It’s that time of year again, sports fans. No, not the Super Bowl. Ground Hog Day, that day when meteorologists make bets about whether a rodent sees or fails to see his shadow in an attempt to predict how soon spring will arrive. Unfortunately, no one ever seems to demand payment for those gambles. A week ago, GM launched a much riskier venture related to electric vehicles. Be there no mistake: three years down the road, shareholders will hold The General accountable.
Last week, GM announced that it would build electric motors for electric or hybrid vehicles at its White Marsh, Maryland factory, which currently builds transmissions for full-size truck hybrids. It would be the first such undertaking of its size in the US. In order for the move to pay off, fully or partially electric vehicle sales must rapidly proliferate in the near term. The announcement included a $246 million commitment by the automaker, a $105 million grant from the DOE, $4.5 million from the state of Maryland (comprised of $1.5 million for job training and $3 million from the Maryland Economic Development Assistance Fund), and $6 million in grants from Baltimore County. The facility, which opened in 2000, would receive a 40,000 square foot expansion and add approximately 200 manufacturing jobs, doubling employment at GM’s Maryland operations.
Vice chairman for global product operations Tom Stephens said:
GM has decided that batteries, electric motors and power electronics will be core to GM.
Last year, GM said it’d build battery packs and electronics for the Volt and future electric vehicles. It is building the batteries for the Volt in its Michigan factory by reassembling lithium ion cells supplied by South Korea’s LG Chem. Batteries are the current hot topic, but GM believes that motors will be the key to its success. Stephens continued:

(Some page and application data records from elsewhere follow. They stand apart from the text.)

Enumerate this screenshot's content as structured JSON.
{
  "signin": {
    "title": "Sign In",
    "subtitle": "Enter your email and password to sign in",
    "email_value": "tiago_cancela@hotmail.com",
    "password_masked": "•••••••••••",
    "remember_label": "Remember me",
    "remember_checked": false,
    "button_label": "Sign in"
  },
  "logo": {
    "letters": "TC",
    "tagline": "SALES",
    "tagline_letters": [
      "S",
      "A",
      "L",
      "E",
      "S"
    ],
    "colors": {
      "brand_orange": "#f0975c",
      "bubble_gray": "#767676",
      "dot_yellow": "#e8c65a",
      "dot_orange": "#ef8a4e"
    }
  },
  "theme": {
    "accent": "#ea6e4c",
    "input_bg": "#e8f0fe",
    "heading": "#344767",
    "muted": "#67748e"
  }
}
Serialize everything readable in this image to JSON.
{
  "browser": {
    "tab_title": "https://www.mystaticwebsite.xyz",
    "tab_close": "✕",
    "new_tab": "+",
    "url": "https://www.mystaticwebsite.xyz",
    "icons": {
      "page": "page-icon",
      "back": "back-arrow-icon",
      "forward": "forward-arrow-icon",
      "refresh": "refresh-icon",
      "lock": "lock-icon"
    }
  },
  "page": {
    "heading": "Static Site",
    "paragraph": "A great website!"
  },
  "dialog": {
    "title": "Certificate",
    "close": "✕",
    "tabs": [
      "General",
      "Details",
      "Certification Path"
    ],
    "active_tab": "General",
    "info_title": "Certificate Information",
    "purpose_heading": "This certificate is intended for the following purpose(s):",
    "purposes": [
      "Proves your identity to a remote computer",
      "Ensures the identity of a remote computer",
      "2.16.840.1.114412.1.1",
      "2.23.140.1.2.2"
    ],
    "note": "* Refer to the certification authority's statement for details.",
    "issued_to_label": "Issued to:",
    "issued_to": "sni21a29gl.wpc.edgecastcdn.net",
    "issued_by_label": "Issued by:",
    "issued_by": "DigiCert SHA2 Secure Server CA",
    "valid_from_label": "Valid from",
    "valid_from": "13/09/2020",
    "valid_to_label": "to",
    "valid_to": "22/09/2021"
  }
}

In the future, electric motors might become as important to GM as engines are now.
No automaker would contract out its gasoline engines, which partially explain The General’s proprietary interest in electric motor technology. He continued:
By designing and manufacturing electric motors in-house, we can more efficiently use energy from batteries as they evolve, potentially reducing cost and weight.
Such progress is important, as the current system is so heavy only full-size trucks are substantial enough to bear it. GM hopes in-house development will continue to speed improvements: New GM-built motors will be smaller than those currently used in The General’s full-size trucks, allowing them to fit in smaller applications. As you read this, GM engineers are working with suppliers to formulate the final production motors to be used in the Volt. No details on the supplier for Volt motors were available at this writing.
Our only level of competitive advantage is our ability to develop faster than the competition and apply it to great new vehicles.
Continuing to espouse the advantages of self-sufficiency, Stephens pointed out that mastering the technology on its own means that GM will be able to pick the best supplier when it does have to buy from third parties, such as with the Volt. According to the Detroit Free Press, Toyota and Honda already build the electric motors for their hybrids, arguing that in-house production lowers cost. The Japanese manufacturers also have cultivated deep-rooted relationships with battery suppliers, relationships which US automakers say is slowing development of theirs hybrids. That arrangement is somewhat ironic as, in the 1980s, GM was partly responsible for developing the magnets now used in the electric motors for hybrids such as the Prius.
According to Reuters, GM and the Obama Administration hope to develop electric car technology in the US in order to cut into the Asian automakers’ and suppliers’ leads in a market that’s likely to take off. The President set the goal of 1 million plug-in hybrids on US roads by 2015, but analysts say that goal is perhaps a bit lofty because of the high cost of the technology to consumers and cities. Buyers can expect GM-built motors in rear-wheel drive hybrids in showrooms by 2013. Can you say Commodore hybrid?[Sources: Washington Post, Baltimore Sun, USA Today, Reuters, Detroit Free Press]